_Exercise brief:_
All lines in the records that carry the string "this" are to be shown.

┌─ Data extract

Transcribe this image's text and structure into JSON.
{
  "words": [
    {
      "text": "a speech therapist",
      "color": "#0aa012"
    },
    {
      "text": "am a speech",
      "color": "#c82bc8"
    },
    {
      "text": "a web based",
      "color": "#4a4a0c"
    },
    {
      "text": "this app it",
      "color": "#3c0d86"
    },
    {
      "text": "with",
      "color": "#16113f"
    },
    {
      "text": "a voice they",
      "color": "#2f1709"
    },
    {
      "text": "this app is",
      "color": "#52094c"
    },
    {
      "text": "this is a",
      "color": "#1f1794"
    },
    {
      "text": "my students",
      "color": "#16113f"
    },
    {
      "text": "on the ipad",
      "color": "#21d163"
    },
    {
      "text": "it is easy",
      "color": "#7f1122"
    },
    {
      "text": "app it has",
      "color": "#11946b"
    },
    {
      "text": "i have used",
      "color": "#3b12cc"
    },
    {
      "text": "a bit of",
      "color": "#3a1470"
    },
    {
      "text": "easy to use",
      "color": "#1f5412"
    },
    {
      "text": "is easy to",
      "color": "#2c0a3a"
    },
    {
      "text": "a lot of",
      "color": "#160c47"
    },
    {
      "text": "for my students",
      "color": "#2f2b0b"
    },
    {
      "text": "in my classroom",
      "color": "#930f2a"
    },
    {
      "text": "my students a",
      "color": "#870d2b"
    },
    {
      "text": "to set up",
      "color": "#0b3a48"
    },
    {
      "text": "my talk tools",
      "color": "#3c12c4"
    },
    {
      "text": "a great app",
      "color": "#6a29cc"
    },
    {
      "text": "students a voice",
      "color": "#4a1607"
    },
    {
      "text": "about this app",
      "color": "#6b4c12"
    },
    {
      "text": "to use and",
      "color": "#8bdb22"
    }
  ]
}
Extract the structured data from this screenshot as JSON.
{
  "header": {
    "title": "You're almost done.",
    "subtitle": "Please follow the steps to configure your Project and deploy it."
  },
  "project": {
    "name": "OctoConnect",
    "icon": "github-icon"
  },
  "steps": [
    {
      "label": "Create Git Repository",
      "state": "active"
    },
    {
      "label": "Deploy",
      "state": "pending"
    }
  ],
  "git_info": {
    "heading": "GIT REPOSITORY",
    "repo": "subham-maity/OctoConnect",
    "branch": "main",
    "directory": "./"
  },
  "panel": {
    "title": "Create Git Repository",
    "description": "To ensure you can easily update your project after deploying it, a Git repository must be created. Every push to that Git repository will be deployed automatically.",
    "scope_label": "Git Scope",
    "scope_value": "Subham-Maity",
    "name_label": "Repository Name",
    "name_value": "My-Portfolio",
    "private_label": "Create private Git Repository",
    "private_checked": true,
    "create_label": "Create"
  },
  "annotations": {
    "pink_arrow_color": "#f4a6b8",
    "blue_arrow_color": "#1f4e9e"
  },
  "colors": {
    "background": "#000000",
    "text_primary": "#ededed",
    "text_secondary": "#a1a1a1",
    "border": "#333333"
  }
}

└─

_Exercise response:_
Transcribe this image's text and structure into JSON.
      "text": "this app it",
      "text": "this app is",
      "text": "this is a",
      "text": "about this app",
Extract the structured data from this screenshot as JSON.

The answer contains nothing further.